**Activity:** In the records that come next, find every line with "Proprietorship". Return those lines.

Web page and app entries:
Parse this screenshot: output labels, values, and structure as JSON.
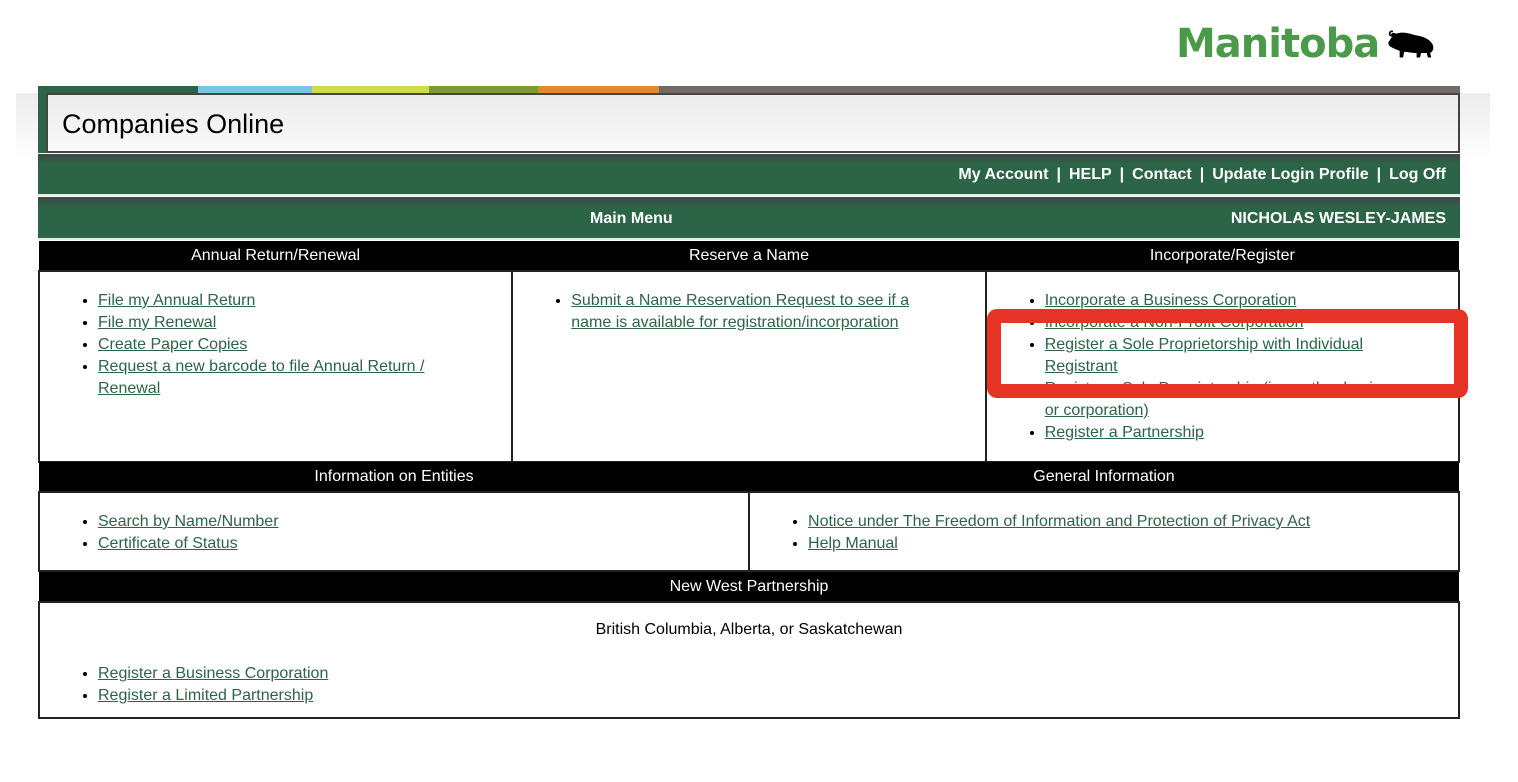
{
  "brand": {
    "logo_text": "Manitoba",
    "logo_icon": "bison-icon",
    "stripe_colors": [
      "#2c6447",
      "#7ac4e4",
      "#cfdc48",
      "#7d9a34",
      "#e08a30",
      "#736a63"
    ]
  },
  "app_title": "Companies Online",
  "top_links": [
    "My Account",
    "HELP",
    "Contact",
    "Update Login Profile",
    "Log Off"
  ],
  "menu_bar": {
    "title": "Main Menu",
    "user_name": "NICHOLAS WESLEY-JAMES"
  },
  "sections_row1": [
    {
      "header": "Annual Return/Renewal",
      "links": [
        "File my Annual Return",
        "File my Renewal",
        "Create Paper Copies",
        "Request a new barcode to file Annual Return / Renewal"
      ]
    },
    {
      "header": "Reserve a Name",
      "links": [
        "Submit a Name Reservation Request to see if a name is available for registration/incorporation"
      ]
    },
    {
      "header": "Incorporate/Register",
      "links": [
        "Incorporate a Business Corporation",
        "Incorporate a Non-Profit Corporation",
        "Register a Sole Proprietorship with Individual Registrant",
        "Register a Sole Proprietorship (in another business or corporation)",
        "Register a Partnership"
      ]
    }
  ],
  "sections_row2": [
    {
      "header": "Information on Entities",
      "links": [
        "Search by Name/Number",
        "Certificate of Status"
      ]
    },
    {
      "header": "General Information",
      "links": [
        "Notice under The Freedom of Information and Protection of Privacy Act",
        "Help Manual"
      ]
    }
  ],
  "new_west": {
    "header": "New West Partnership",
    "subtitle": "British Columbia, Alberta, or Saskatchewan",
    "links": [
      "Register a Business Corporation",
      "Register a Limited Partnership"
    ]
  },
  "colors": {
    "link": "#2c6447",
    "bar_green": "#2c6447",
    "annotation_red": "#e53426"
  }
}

**Response:**
        "Register a Sole Proprietorship with Individual Registrant",
        "Register a Sole Proprietorship (in another business or corporation)",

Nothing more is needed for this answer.